▸ INSTRUCTIONS FOR THE TASK
Below are the records; locate each line with the word "Output" and copy it.

[[ RECORDS SUPPLIED, beginning ]]

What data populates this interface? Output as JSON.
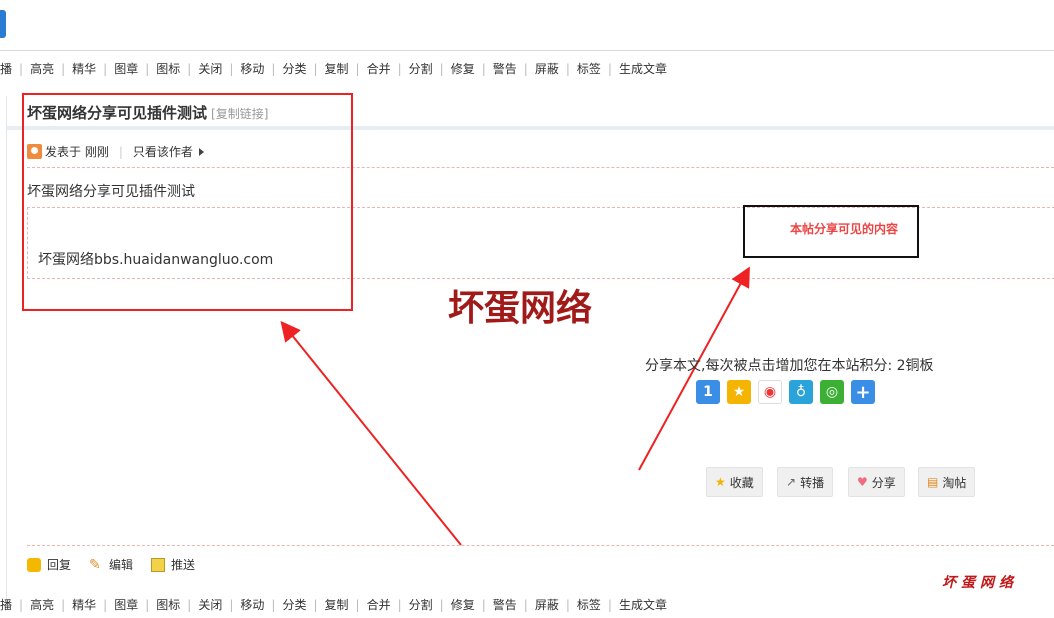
{
  "mod_actions": [
    "播",
    "高亮",
    "精华",
    "图章",
    "图标",
    "关闭",
    "移动",
    "分类",
    "复制",
    "合并",
    "分割",
    "修复",
    "警告",
    "屏蔽",
    "标签",
    "生成文章"
  ],
  "thread": {
    "title": "坏蛋网络分享可见插件测试",
    "copy_link": "[复制链接]",
    "posted": "发表于 刚刚",
    "only_author": "只看该作者",
    "body": "坏蛋网络分享可见插件测试",
    "hidden_content": "坏蛋网络bbs.huaidanwangluo.com"
  },
  "share_visible_label": "本帖分享可见的内容",
  "watermark": "坏蛋网络",
  "share_promo": "分享本文,每次被点击增加您在本站积分: 2铜板",
  "share_icons": [
    "qq-zone-icon",
    "favorite-star-icon",
    "weibo-icon",
    "tencent-weibo-icon",
    "wechat-icon",
    "more-plus-icon"
  ],
  "post_actions": {
    "favorite": "收藏",
    "repost": "转播",
    "share": "分享",
    "taotie": "淘帖"
  },
  "footer_actions": {
    "reply": "回复",
    "edit": "编辑",
    "push": "推送"
  },
  "bottom_watermark": "坏蛋网络",
  "colors": {
    "annotation_red": "#e22222",
    "watermark_red": "#a11a1a",
    "share_label_red": "#e44444"
  }
}
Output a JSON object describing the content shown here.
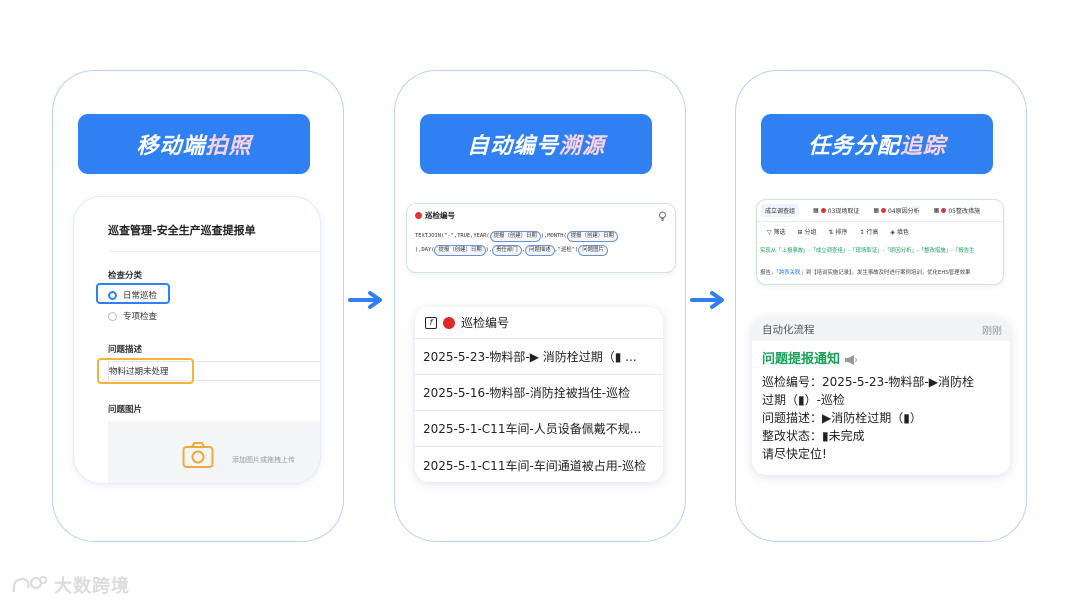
{
  "panel1": {
    "title_main": "移动端",
    "title_hl": "拍照",
    "form_title": "巡查管理-安全生产巡查提报单",
    "check_type_label": "检查分类",
    "option_daily": "日常巡检",
    "option_special": "专项检查",
    "problem_desc_label": "问题描述",
    "problem_desc_value": "物料过期未处理",
    "problem_image_label": "问题图片",
    "upload_hint": "添加图片或拖拽上传"
  },
  "panel2": {
    "title_main": "自动编号",
    "title_hl": "溯源",
    "formula_field": "巡检编号",
    "formula": {
      "p1": "TEXTJOIN(\"-\",TRUE,YEAR(",
      "chip1": "提报（创建）日期",
      "p2": "),MONTH(",
      "chip2": "提报（创建）日期",
      "p3": "),DAY(",
      "chip3": "提报（创建）日期",
      "p4": "),",
      "chip4": "责任部门",
      "p5": ",",
      "chip5": "问题描述",
      "p6": ",\"巡检\")",
      "chip6": "问题图片"
    },
    "list_header": "巡检编号",
    "rows": [
      "2025-5-23-物料部-▶ 消防栓过期（▮ ...",
      "2025-5-16-物料部-消防拴被挡住-巡检",
      "2025-5-1-C11车间-人员设备佩戴不规...",
      "2025-5-1-C11车间-车间通道被占用-巡检"
    ]
  },
  "panel3": {
    "title_main": "任务分配",
    "title_hl": "追踪",
    "tabs": [
      "成立调查组",
      "03现场取证",
      "04原因分析",
      "05整改措施"
    ],
    "tools": [
      "筛选",
      "分组",
      "排序",
      "行高",
      "填色"
    ],
    "sheet_line1": "实现从「上报事故」-「成立调查组」-「现场取证」-「原因分析」-「整改措施」-「报告生",
    "sheet_line2_a": "报告，",
    "sheet_line2_b": "「跨表关联」",
    "sheet_line2_c": "到【培训实施记录】，发生事故及时进行案例培训，优化EHS管理效果",
    "notify_source": "自动化流程",
    "notify_time": "刚刚",
    "notify_title": "问题提报通知",
    "line1": "巡检编号：2025-5-23-物料部-▶消防栓",
    "line2": "过期（▮）-巡检",
    "line3": "问题描述：▶消防栓过期（▮）",
    "line4": "整改状态：▮未完成",
    "line5": "请尽快定位!"
  },
  "brand": "大数跨境",
  "colors": {
    "accent": "#2f80f3",
    "highlight": "#f2b43a",
    "green": "#18a058"
  }
}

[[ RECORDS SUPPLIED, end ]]

▸ YOUR RESPONSE
What data populates this interface? Output as JSON.
Output a JSON object describing the content shown here.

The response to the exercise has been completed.